Interface dataset entries:

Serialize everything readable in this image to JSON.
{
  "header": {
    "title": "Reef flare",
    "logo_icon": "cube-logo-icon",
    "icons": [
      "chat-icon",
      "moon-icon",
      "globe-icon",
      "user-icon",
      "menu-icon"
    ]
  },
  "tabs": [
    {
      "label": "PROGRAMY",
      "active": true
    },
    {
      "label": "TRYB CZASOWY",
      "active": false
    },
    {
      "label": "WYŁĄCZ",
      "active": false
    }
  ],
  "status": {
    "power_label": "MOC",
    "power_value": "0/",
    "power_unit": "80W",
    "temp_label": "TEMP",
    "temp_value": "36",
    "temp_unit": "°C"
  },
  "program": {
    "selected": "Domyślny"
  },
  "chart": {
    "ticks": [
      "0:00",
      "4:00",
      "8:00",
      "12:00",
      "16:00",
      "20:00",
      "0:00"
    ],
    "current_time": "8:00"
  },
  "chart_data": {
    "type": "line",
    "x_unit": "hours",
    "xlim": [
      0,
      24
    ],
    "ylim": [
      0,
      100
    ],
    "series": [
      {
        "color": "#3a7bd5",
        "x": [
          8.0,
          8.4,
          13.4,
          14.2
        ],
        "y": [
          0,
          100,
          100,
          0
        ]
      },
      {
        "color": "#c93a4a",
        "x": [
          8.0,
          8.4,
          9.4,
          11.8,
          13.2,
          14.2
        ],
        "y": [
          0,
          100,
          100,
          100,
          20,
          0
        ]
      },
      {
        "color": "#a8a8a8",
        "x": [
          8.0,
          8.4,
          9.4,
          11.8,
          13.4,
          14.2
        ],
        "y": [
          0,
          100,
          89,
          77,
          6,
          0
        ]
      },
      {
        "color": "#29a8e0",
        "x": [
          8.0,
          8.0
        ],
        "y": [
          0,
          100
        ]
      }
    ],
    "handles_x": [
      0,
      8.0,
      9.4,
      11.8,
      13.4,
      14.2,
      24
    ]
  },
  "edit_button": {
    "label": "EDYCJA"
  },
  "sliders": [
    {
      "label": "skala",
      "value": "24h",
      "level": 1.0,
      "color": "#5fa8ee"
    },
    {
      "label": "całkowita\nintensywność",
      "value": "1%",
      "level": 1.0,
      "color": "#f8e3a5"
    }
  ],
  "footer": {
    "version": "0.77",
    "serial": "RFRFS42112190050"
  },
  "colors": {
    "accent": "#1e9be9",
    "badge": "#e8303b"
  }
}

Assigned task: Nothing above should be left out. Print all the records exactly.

Expected output:
Serialize everything readable in this image to JSON.
{
  "header": {
    "title": "Reef flare",
    "logo_icon": "cube-logo-icon",
    "icons": [
      "chat-icon",
      "moon-icon",
      "globe-icon",
      "user-icon",
      "menu-icon"
    ]
  },
  "tabs": [
    {
      "label": "PROGRAMY",
      "active": true
    },
    {
      "label": "TRYB CZASOWY",
      "active": false
    },
    {
      "label": "WYŁĄCZ",
      "active": false
    }
  ],
  "status": {
    "power_label": "MOC",
    "power_value": "0/",
    "power_unit": "80W",
    "temp_label": "TEMP",
    "temp_value": "36",
    "temp_unit": "°C"
  },
  "program": {
    "selected": "Domyślny"
  },
  "chart": {
    "ticks": [
      "0:00",
      "4:00",
      "8:00",
      "12:00",
      "16:00",
      "20:00",
      "0:00"
    ],
    "current_time": "8:00"
  },
  "chart_data": {
    "type": "line",
    "x_unit": "hours",
    "xlim": [
      0,
      24
    ],
    "ylim": [
      0,
      100
    ],
    "series": [
      {
        "color": "#3a7bd5",
        "x": [
          8.0,
          8.4,
          13.4,
          14.2
        ],
        "y": [
          0,
          100,
          100,
          0
        ]
      },
      {
        "color": "#c93a4a",
        "x": [
          8.0,
          8.4,
          9.4,
          11.8,
          13.2,
          14.2
        ],
        "y": [
          0,
          100,
          100,
          100,
          20,
          0
        ]
      },
      {
        "color": "#a8a8a8",
        "x": [
          8.0,
          8.4,
          9.4,
          11.8,
          13.4,
          14.2
        ],
        "y": [
          0,
          100,
          89,
          77,
          6,
          0
        ]
      },
      {
        "color": "#29a8e0",
        "x": [
          8.0,
          8.0
        ],
        "y": [
          0,
          100
        ]
      }
    ],
    "handles_x": [
      0,
      8.0,
      9.4,
      11.8,
      13.4,
      14.2,
      24
    ]
  },
  "edit_button": {
    "label": "EDYCJA"
  },
  "sliders": [
    {
      "label": "skala",
      "value": "24h",
      "level": 1.0,
      "color": "#5fa8ee"
    },
    {
      "label": "całkowita\nintensywność",
      "value": "1%",
      "level": 1.0,
      "color": "#f8e3a5"
    }
  ],
  "footer": {
    "version": "0.77",
    "serial": "RFRFS42112190050"
  },
  "colors": {
    "accent": "#1e9be9",
    "badge": "#e8303b"
  }
}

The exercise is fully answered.